Seems the virus that causes COVID-19 has some stealth strikes that permit it to unfold from cell to cell, hiding from the immune system, new analysis reveals.
“It’s mainly an underground type of transmission,” mentioned examine creator Shan-Lu Liu, of the Heart for Retrovirus Analysis at Ohio State College in Columbus.
And, he added, this cell-to-cell transmission will not be delicate to antibodies from prior COVID an infection or vaccination.
It additionally helps clarify why the primary outbreak led to a lot larger loss of life charges and lasted solely eight months, whereas the present pandemic has continued for 2 years with many circumstances being symptom-free — and no finish in sight.

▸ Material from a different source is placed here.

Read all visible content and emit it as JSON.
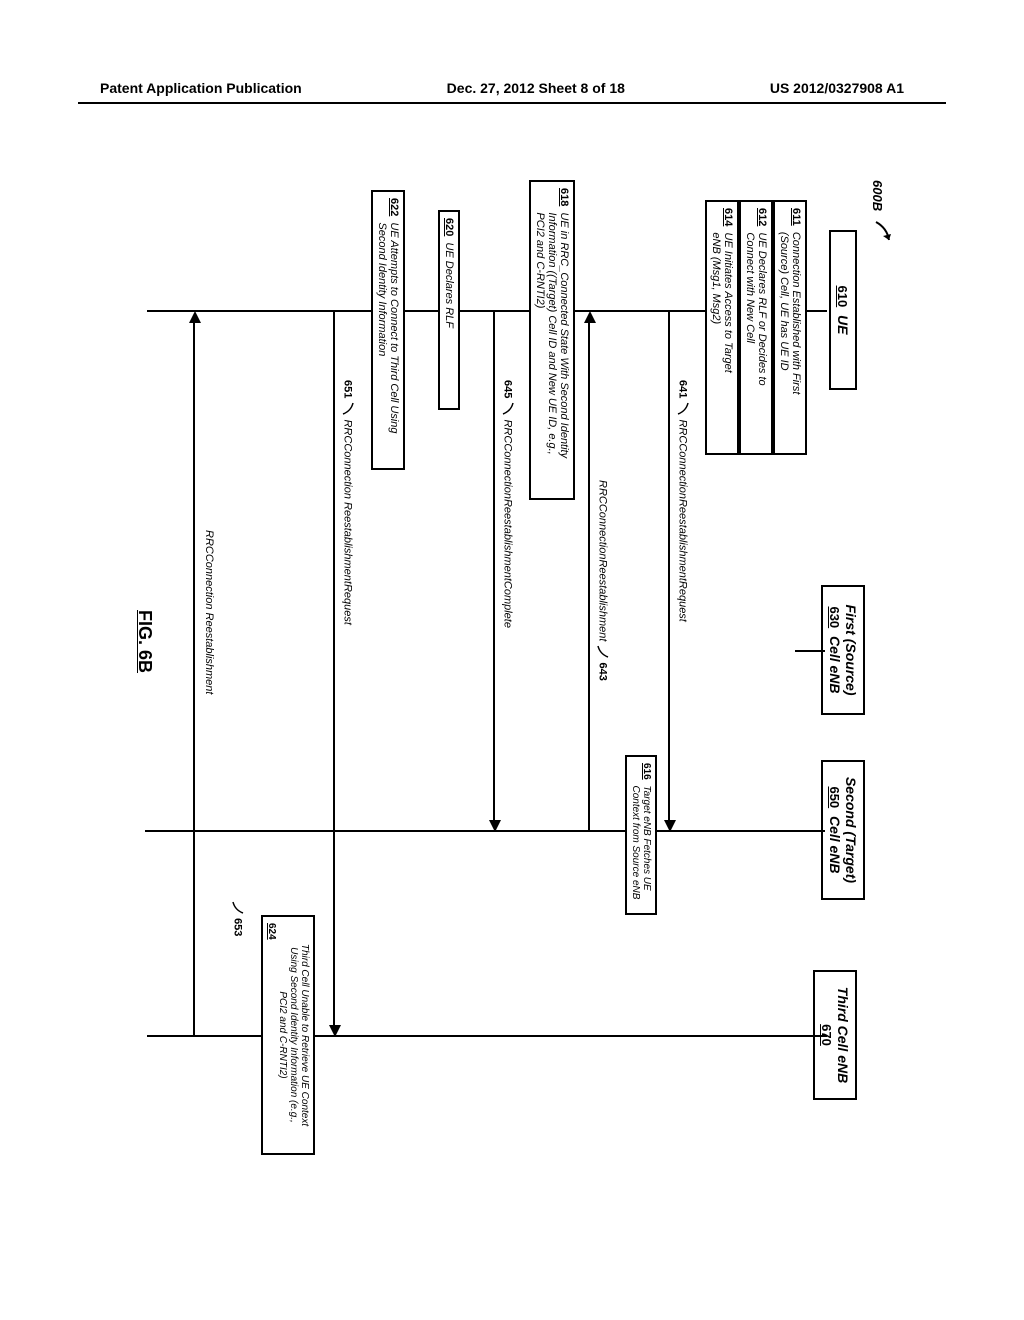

Cell tradition experiments confirmed that SARS-CoV-2 limits launch of particles that may be inactivated by an individual’s antibodies. Like a stealth warrior, it stays tucked inside cell partitions and spreads from one cell to a different.

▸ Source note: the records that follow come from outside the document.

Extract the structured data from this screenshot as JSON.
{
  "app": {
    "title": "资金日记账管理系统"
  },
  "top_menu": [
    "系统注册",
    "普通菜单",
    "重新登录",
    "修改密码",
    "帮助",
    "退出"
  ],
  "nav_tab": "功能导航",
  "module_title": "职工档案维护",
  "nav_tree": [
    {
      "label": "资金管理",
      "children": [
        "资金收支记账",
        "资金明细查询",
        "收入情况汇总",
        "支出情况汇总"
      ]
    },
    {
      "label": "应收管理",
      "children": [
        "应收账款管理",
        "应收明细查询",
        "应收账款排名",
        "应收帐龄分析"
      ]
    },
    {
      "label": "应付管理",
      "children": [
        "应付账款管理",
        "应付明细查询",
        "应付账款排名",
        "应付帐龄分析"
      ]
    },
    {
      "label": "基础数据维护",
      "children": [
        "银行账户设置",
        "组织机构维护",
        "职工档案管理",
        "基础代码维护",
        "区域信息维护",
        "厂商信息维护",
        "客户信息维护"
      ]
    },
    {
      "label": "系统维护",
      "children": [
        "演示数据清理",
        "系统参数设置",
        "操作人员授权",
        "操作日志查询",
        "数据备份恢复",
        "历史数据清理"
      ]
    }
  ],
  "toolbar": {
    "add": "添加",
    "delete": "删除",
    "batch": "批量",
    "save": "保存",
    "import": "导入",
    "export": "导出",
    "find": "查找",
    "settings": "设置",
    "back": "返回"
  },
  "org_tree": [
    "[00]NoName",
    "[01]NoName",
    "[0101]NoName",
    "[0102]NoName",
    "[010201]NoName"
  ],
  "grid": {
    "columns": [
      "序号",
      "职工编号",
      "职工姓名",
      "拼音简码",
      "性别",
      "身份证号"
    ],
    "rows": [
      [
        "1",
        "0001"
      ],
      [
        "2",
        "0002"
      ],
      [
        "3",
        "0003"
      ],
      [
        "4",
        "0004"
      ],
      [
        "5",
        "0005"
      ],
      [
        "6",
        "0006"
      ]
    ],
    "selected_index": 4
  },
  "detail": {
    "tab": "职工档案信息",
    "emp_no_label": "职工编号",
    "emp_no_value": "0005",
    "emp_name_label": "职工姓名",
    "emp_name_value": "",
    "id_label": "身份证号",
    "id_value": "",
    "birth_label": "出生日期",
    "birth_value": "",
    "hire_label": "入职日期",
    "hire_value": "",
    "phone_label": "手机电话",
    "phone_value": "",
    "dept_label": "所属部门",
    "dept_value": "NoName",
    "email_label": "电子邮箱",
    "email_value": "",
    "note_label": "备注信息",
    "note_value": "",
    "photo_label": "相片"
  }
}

“SARS-CoV-2 can unfold effectively from cell to cell as a result of there are basically no blockers from the host immunity,” Liu defined.
That acquainted spike protein on the virus’ floor allows the cell-to-cell unfold. Neutralizing antibodies are much less efficient towards the virus when it spreads by cells.
In evaluating the 2 viruses, analysis discovered that the 2003 virus is extra environment friendly at cell-free transmission. That is when freely floating viral particles infect goal cells by binding to a receptor on their floor. That virus remained weak to antibodies produced by earlier an infection and vaccines.
However the cell-to-cell transmission of the COVID-19 virus makes it tougher to neutralize with antibodies.
For the examine, researchers used non-infectious pseudoviruses, with each sorts of coronavirus spike proteins on their floor.
“The spike protein is important and enough for each SARS-CoV-2 and SARS-CoV cell-to-cell transmission as a result of the one distinction in these pseudoviruses have been the spike proteins,” mentioned Liu, additionally a director of the Viruses and Rising Pathogens Program in OSU’s Infectious Ailments Institute.